I came across a short story by Attanasio in an '07 sci-fi/fantasy magazine - and really was taken with the amount of story and rich description he could pack in so few pages (he's a monster with description). In looking up other books, this is the first one I went to - liking the summary of magic, faerie, doors between worlds, and keen to meet the Black Dog. Attanasio's style holds true: these 150 pages hold more thoughtful writing and depth of detail than Twilight can manage in 550. Less is more. "For an instant, she seemed woven of light." The keen way Nedra is stitched together and contrasted with her waifish, initially disconnected granddaughter, Flannery arcs nicely as their relationship and understanding of each other grows through experience and exposure. Poor, hapless Chet's transformation from nerdling into young warrior: "All I wanted was to go to the spring dance with her -- and now we're already at death do us part." The line between our world and the Otherworld - distinct at times and blurrily overlapping at others, "in dreams, where the two worlds bleed together." The allure of the easy way - even if its self-destructive or outright false. Great, sharp details are called out for the dragon's lair: "The acetylene brilliance illuminated clotted arches and stalactite lofts of a gruesome cathedral." The story holds neatly together as a written work and (but for a swelling "ta da" moment in the last chapter) avoids made-for-the-big-screen sloppiness that a lot of current fantasy is fouled by. As "dogs love to fetch a good bone", I will fetch more works by Attanasio.

Sunday, January 12, 2014

Hyperbole and a Half: Unfortunate Situations, Flawed Coping Mechanisms, Mayhem, and Other Things That Happened: Allie Brosh: 9781451666175: Books

Hyperbole and a Half: Unfortunate Situations, Flawed Coping Mechanisms, Mayhem, and Other Things That Happened: Allie Brosh: 9781451666175: Books:

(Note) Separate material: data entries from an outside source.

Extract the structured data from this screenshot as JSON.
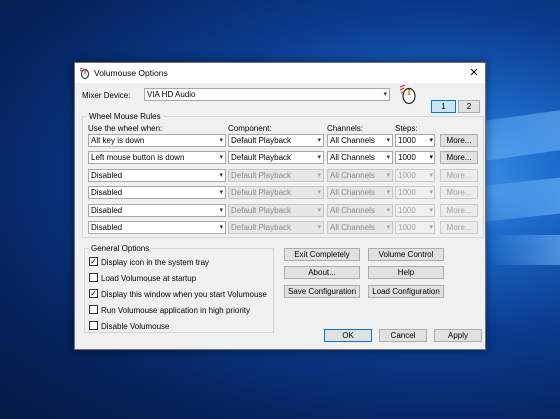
{
  "window": {
    "title": "Volumouse Options",
    "close_glyph": "✕"
  },
  "mixer": {
    "label": "Mixer Device:",
    "value": "VIA HD Audio"
  },
  "page_tabs": [
    "1",
    "2"
  ],
  "wheel_rules": {
    "title": "Wheel Mouse Rules",
    "headers": {
      "use": "Use the wheel when:",
      "component": "Component:",
      "channels": "Channels:",
      "steps": "Steps:"
    },
    "rows": [
      {
        "use": "Alt key is down",
        "component": "Default Playback",
        "channels": "All Channels",
        "steps": "1000",
        "more": "More..."
      },
      {
        "use": "Left mouse button is down",
        "component": "Default Playback",
        "channels": "All Channels",
        "steps": "1000",
        "more": "More..."
      },
      {
        "use": "Disabled",
        "component": "Default Playback",
        "channels": "All Channels",
        "steps": "1000",
        "more": "More..."
      },
      {
        "use": "Disabled",
        "component": "Default Playback",
        "channels": "All Channels",
        "steps": "1000",
        "more": "More..."
      },
      {
        "use": "Disabled",
        "component": "Default Playback",
        "channels": "All Channels",
        "steps": "1000",
        "more": "More..."
      },
      {
        "use": "Disabled",
        "component": "Default Playback",
        "channels": "All Channels",
        "steps": "1000",
        "more": "More..."
      }
    ]
  },
  "general": {
    "title": "General Options",
    "options": [
      {
        "label": "Display icon in the system tray",
        "checked": true
      },
      {
        "label": "Load Volumouse at startup",
        "checked": false
      },
      {
        "label": "Display this window when you start Volumouse",
        "checked": true
      },
      {
        "label": "Run Volumouse application in high priority",
        "checked": false
      },
      {
        "label": "Disable Volumouse",
        "checked": false
      }
    ]
  },
  "actions": {
    "exit": "Exit Completely",
    "volume_control": "Volume Control",
    "about": "About...",
    "help": "Help",
    "save_config": "Save Configuration",
    "load_config": "Load Configuration"
  },
  "footer": {
    "ok": "OK",
    "cancel": "Cancel",
    "apply": "Apply"
  },
  "icons": {
    "dropdown": "▾",
    "check": "✓"
  }
}
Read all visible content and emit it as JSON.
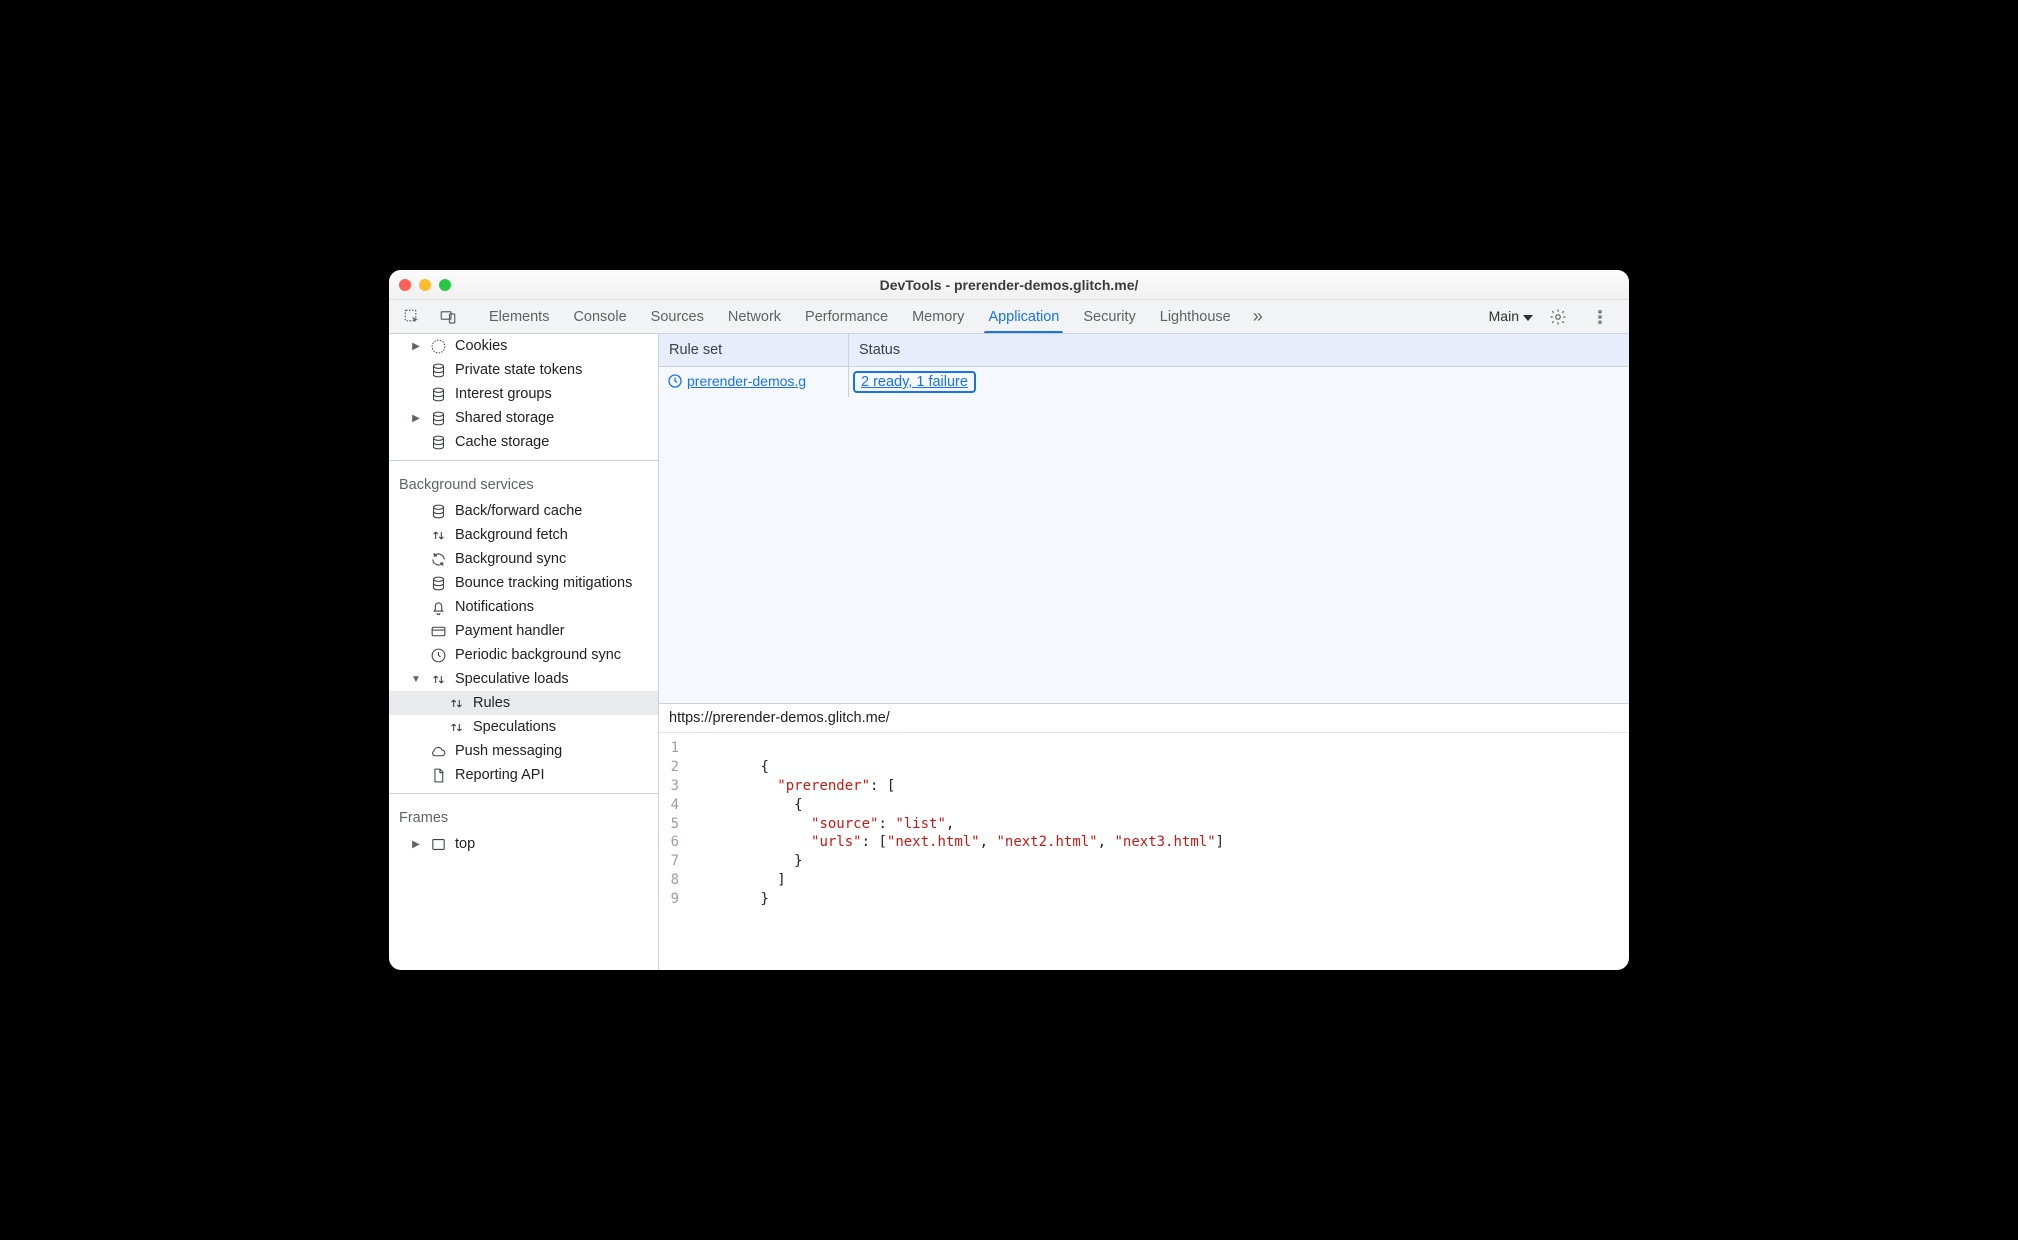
{
  "window": {
    "title": "DevTools - prerender-demos.glitch.me/"
  },
  "toolbar": {
    "tabs": [
      "Elements",
      "Console",
      "Sources",
      "Network",
      "Performance",
      "Memory",
      "Application",
      "Security",
      "Lighthouse"
    ],
    "activeTab": "Application",
    "target": "Main"
  },
  "sidebar": {
    "storage": [
      {
        "label": "Cookies",
        "icon": "cookie",
        "arrow": "right"
      },
      {
        "label": "Private state tokens",
        "icon": "db",
        "arrow": "none"
      },
      {
        "label": "Interest groups",
        "icon": "db",
        "arrow": "none"
      },
      {
        "label": "Shared storage",
        "icon": "db",
        "arrow": "right"
      },
      {
        "label": "Cache storage",
        "icon": "db",
        "arrow": "none"
      }
    ],
    "bgTitle": "Background services",
    "bg": [
      {
        "label": "Back/forward cache",
        "icon": "db"
      },
      {
        "label": "Background fetch",
        "icon": "updown"
      },
      {
        "label": "Background sync",
        "icon": "sync"
      },
      {
        "label": "Bounce tracking mitigations",
        "icon": "db"
      },
      {
        "label": "Notifications",
        "icon": "bell"
      },
      {
        "label": "Payment handler",
        "icon": "card"
      },
      {
        "label": "Periodic background sync",
        "icon": "clock"
      }
    ],
    "spec": {
      "label": "Speculative loads",
      "icon": "updown",
      "children": [
        {
          "label": "Rules",
          "icon": "updown",
          "selected": true
        },
        {
          "label": "Speculations",
          "icon": "updown"
        }
      ]
    },
    "bg2": [
      {
        "label": "Push messaging",
        "icon": "cloud"
      },
      {
        "label": "Reporting API",
        "icon": "file"
      }
    ],
    "framesTitle": "Frames",
    "frames": [
      {
        "label": "top",
        "icon": "frame",
        "arrow": "right"
      }
    ]
  },
  "grid": {
    "headers": {
      "ruleset": "Rule set",
      "status": "Status"
    },
    "row": {
      "ruleset": "prerender-demos.g",
      "status": "2 ready, 1 failure"
    }
  },
  "source": {
    "url": "https://prerender-demos.glitch.me/",
    "code": {
      "key_prerender": "\"prerender\"",
      "key_source": "\"source\"",
      "val_source": "\"list\"",
      "key_urls": "\"urls\"",
      "urls": [
        "\"next.html\"",
        "\"next2.html\"",
        "\"next3.html\""
      ]
    }
  }
}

"I yearned for attention and approval, and I couldn't exactly afford to be picky about how I earned it." Brosh is brutally comic and straightforward. The raw nature of the stories offset by the cave-like sketches strikes a balance. The material runs dark. I read some reviews that call this needed - the author finding creation through pain. "Sweet, semidigested success." I think I stand closer to a reviewer that neatly coined "circular self-flagellation". Brosh just can't get enough of telling you - hammering home - just how sh*tty and awful she really, really is. I don't ding her for being honest or self-aware, there were many places in the book that resonated with me. "Dogs' Guide" really brings this point home for me: Brosh is her dogs / her dogs are her. We are animals: it's just our element of self-awareness, the worry of social perception (shame) that keeps veneers in place and creates society. Brosh is reaching out in this book - if awkwardly - "interacting with you." The glimmers of hope, no matter how pounded down, are the best. "Lost is the Woods" does a sharp job of seeing Brosh through her mother: "her natural sense of direction was no match for the sheer amount of directions there are." I loved "The Parrot" - and aunt Laurie who "had a soft spot for chaos." The best aspects of this book expose the painfulness of connection and open a conversation about how real and raw our feelings can be and trying to come to terms with the monsters hitching a ride. "There's nothing love and hope can't fix." And that alone is an "unexpectedly exceptional thing."